He always led his army behind him. He did not hide behind the backs of ordinary soldiers. Often the commander was on the verge of death, saved by chance or by the hand of a close friend.
Plutarch writes in his memoirs that during the Battle of Issus, Alexander the Great was wounded with a sword in the thigh, near Marakanda – with an arrow in the shin, under Gaza – with a dart in the shoulder. An arrow wound to the chest during the Indian company was life-threatening. A lung was damaged. In Hyrcania, Alexander suffered a powerful blow to the back of his head with a stone and nearly lost his sight.
He believed that the best way to maintain control over defeated enemies was to create cultural unity between peoples.
So, for example, it is known that, having conquered Persia, the king arranged a mass wedding, where he married two Persian princesses, and his generals married noble Eastern ladies. Alexander wore a Persian tunic and diadem, and also proclaimed himself king of Asia.
After the spectacular capture of the Sogdian Rock in 327 BC, 28-year-old Alexander examined his captives and saw Roxana, a young girl, the daughter of a Bactrian nobleman. He fell in love with her at first sight. Roxana became the only girl who gave birth to Alexander’s son, Alexander IV. The son was born a few months after the death of his father.
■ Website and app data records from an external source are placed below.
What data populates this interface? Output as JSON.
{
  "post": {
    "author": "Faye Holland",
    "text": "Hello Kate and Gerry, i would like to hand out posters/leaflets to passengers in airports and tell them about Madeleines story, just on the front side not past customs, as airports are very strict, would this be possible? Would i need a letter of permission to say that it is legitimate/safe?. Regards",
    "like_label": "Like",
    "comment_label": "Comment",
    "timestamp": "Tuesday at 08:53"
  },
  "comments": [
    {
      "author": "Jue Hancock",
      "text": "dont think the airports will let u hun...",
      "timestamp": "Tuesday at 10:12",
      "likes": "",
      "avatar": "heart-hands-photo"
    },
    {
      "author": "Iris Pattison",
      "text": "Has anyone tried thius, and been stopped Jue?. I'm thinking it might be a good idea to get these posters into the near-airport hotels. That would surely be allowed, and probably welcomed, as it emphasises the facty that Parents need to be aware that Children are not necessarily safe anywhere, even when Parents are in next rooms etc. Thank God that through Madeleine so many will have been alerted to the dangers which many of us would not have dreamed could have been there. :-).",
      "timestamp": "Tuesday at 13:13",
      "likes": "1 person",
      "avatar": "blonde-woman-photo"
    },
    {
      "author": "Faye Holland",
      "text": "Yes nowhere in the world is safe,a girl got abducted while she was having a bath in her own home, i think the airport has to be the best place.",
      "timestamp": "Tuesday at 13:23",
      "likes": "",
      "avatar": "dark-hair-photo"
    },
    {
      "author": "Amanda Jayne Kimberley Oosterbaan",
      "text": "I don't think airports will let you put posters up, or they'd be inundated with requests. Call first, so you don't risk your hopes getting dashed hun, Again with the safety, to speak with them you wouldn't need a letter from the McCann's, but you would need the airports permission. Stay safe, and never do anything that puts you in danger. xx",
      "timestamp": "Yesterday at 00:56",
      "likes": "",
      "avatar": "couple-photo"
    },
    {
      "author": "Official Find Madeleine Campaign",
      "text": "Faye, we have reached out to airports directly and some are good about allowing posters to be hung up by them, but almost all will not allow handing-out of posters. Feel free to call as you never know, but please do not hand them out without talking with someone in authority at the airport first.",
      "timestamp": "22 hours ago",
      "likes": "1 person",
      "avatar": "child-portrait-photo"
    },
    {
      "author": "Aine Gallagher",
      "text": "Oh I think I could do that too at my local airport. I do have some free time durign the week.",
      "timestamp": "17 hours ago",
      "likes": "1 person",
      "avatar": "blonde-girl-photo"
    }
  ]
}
The cause of Alexander’s death has not been reliably established. According to one version, he was poisoned. Other historians cite malaria, pneumonia, leukemia and West Nile fever as the causes of death. Theories have been put forward about cancer or leishmaniasis.
British toxicologists put forward a version of an overdose of hellebore or white hellebore (in ancient times they were used as medicinal products).
It is only known for certain that the great commander died after a strong 10 days of fever at the age of 32.
Alexander the Great, Genghis Khan, Julius Caesar, Adolf Hitler, Napoleon Bonaparte and Benito Mussolini have one more thing in common, besides the fact that they were generals. All of them suffered from ailurophobia – an obsessive fear of cats.
From Egypt to Turkey, Alexander left his mark throughout the Greek Empire. By the end of his reign, he named a total of 70 cities after himself.
That’s all, dear readers. Thank you for paying attention to our Internet resource.